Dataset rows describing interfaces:
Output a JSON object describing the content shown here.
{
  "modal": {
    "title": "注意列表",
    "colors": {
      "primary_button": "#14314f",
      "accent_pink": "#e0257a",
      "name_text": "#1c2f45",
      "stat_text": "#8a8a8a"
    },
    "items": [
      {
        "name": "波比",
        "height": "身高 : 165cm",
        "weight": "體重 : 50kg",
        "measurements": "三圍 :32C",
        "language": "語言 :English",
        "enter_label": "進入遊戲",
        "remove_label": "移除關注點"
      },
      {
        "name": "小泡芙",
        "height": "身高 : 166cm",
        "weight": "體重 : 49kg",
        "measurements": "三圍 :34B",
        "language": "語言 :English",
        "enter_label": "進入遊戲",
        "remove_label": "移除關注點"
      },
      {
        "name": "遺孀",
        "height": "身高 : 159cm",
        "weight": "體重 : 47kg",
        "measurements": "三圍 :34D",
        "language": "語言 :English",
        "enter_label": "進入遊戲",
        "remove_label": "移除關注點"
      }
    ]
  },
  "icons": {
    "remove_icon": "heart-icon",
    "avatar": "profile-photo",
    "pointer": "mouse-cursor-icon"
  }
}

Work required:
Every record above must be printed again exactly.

Reply to the exercise:
Output a JSON object describing the content shown here.
{
  "modal": {
    "title": "注意列表",
    "colors": {
      "primary_button": "#14314f",
      "accent_pink": "#e0257a",
      "name_text": "#1c2f45",
      "stat_text": "#8a8a8a"
    },
    "items": [
      {
        "name": "波比",
        "height": "身高 : 165cm",
        "weight": "體重 : 50kg",
        "measurements": "三圍 :32C",
        "language": "語言 :English",
        "enter_label": "進入遊戲",
        "remove_label": "移除關注點"
      },
      {
        "name": "小泡芙",
        "height": "身高 : 166cm",
        "weight": "體重 : 49kg",
        "measurements": "三圍 :34B",
        "language": "語言 :English",
        "enter_label": "進入遊戲",
        "remove_label": "移除關注點"
      },
      {
        "name": "遺孀",
        "height": "身高 : 159cm",
        "weight": "體重 : 47kg",
        "measurements": "三圍 :34D",
        "language": "語言 :English",
        "enter_label": "進入遊戲",
        "remove_label": "移除關注點"
      }
    ]
  },
  "icons": {
    "remove_icon": "heart-icon",
    "avatar": "profile-photo",
    "pointer": "mouse-cursor-icon"
  }
}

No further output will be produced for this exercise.